> [RAW DATA]:
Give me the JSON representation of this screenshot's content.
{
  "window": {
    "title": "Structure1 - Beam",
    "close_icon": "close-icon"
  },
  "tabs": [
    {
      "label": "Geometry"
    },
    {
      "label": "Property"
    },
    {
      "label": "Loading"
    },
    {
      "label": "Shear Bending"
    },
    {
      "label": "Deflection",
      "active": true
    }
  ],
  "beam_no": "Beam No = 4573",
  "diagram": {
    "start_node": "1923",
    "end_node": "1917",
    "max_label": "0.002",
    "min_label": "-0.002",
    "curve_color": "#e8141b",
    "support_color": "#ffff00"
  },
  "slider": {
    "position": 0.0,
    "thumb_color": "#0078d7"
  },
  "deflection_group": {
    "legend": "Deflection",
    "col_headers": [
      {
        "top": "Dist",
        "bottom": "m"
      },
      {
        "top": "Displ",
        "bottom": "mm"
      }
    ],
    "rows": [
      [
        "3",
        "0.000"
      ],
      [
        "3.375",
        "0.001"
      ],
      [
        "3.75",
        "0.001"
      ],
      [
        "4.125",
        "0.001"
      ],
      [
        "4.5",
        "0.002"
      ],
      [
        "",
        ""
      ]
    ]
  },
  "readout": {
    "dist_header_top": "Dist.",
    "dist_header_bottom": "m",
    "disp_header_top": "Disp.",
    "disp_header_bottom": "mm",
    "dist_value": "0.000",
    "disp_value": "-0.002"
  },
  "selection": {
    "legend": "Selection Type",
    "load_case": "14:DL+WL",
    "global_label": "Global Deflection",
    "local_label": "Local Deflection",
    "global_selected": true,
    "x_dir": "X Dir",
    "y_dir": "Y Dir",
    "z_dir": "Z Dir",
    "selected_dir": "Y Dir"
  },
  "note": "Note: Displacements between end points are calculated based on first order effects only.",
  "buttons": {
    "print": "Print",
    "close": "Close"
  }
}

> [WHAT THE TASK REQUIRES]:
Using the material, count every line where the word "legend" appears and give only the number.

> [EXERCISE SOLUTION]:
2